■ **Your instructions**: Lines with the word "content" in them are the ones to copy from the records.

***** Extracted records *****

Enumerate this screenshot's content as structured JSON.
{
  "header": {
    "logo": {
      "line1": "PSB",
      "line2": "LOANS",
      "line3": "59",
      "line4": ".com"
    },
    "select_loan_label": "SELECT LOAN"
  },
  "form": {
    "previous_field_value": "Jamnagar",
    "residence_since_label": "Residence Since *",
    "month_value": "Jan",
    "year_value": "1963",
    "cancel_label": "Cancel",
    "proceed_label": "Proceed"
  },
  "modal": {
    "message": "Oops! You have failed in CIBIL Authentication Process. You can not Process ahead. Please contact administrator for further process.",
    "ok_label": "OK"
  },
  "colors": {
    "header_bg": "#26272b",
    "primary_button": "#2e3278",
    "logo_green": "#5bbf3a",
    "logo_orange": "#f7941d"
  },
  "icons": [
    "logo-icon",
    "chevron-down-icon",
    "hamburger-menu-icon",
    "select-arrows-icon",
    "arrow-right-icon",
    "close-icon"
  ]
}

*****
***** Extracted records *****

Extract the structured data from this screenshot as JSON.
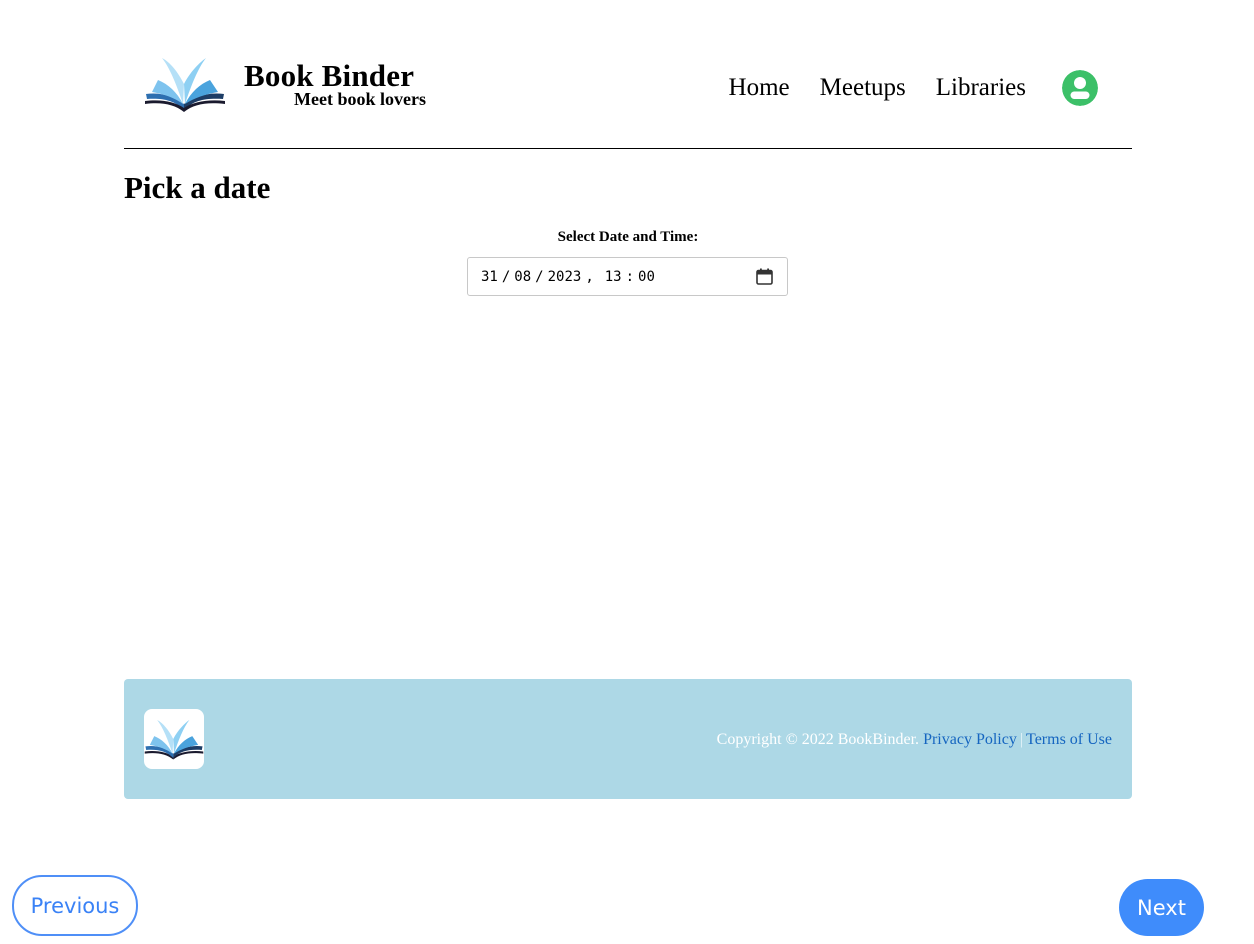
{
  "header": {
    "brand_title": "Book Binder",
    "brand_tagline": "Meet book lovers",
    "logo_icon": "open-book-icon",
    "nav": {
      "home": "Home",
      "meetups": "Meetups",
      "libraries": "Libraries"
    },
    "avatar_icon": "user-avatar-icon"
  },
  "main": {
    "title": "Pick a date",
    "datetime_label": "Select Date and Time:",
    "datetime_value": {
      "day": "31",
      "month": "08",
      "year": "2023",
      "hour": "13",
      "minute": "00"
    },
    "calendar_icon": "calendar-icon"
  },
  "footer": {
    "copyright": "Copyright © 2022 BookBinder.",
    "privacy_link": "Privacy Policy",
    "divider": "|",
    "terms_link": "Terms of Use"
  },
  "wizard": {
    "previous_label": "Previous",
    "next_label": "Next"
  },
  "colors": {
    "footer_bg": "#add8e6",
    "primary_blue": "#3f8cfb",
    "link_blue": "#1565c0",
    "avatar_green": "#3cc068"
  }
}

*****
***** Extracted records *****

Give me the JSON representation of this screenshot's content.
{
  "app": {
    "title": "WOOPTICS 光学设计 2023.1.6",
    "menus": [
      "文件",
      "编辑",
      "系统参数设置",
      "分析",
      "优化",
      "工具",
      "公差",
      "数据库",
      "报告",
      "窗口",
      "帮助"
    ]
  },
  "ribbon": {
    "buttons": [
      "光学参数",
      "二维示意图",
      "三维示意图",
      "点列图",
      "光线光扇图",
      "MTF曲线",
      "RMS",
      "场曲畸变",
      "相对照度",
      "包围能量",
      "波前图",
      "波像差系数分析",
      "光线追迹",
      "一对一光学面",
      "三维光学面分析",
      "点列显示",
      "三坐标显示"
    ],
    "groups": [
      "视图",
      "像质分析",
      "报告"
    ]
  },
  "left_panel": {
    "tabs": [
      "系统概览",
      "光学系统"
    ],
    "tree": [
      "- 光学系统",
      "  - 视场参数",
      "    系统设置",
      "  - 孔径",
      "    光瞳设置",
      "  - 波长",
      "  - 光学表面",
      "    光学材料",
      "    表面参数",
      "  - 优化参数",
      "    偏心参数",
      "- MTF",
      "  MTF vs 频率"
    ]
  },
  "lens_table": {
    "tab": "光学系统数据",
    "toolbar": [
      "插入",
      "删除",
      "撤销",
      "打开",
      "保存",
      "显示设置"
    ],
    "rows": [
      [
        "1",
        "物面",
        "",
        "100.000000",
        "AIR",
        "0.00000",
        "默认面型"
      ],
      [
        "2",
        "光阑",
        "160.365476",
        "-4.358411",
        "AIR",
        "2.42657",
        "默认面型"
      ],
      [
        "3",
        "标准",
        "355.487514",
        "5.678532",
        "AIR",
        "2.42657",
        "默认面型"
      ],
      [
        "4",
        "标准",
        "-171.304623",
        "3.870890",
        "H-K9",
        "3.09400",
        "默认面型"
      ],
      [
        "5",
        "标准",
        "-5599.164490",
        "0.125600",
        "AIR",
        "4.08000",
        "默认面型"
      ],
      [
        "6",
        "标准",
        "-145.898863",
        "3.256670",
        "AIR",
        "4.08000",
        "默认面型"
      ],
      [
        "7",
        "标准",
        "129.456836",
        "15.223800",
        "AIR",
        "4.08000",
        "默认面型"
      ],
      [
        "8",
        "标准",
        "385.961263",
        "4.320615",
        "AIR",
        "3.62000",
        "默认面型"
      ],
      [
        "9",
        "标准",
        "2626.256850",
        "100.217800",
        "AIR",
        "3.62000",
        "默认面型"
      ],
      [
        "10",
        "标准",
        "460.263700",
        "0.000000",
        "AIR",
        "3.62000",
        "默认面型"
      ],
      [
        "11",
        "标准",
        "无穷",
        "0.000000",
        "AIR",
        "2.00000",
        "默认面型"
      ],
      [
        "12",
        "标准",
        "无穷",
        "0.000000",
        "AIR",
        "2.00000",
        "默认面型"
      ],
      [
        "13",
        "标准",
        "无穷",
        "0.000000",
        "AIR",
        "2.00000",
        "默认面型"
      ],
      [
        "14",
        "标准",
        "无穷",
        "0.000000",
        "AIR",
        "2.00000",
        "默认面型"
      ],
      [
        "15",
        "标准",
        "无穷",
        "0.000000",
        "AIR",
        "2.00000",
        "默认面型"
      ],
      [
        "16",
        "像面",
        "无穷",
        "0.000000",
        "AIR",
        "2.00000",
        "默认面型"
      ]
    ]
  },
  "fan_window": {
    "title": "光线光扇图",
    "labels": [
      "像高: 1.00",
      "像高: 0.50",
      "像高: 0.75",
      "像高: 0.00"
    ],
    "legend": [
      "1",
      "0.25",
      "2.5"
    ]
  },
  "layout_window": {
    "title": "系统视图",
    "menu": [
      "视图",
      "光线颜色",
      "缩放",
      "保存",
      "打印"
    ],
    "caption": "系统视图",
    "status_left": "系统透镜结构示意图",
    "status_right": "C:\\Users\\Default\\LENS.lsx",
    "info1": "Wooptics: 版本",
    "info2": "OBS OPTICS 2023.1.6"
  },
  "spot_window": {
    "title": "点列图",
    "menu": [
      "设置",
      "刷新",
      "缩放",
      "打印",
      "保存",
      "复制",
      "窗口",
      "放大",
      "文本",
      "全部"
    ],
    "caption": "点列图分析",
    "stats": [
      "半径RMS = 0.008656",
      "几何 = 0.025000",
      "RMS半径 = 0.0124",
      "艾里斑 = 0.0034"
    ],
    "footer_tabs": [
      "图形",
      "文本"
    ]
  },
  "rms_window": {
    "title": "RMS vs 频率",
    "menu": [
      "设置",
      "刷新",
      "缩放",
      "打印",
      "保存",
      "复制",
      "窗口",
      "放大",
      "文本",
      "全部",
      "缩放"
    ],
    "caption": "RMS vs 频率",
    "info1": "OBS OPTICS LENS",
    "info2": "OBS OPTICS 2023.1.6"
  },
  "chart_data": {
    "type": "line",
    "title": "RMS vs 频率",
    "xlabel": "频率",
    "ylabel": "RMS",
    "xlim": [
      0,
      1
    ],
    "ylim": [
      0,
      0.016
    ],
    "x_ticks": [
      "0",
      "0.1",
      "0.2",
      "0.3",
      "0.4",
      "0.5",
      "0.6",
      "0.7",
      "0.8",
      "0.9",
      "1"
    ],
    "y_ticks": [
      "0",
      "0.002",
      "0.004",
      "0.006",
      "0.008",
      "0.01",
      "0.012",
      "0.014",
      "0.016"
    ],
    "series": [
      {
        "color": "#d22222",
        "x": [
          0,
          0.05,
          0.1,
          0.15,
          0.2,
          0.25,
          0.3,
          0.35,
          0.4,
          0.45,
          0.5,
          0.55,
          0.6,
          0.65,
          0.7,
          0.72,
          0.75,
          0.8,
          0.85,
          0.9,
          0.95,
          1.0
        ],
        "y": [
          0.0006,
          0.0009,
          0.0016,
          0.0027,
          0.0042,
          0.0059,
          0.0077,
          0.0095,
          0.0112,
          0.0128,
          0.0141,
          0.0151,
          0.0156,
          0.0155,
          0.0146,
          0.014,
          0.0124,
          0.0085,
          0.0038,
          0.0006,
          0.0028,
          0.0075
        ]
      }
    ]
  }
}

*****

■ **Exercise response**:
Enumerate this screenshot's content as structured JSON.
Give me the JSON representation of this screenshot's content.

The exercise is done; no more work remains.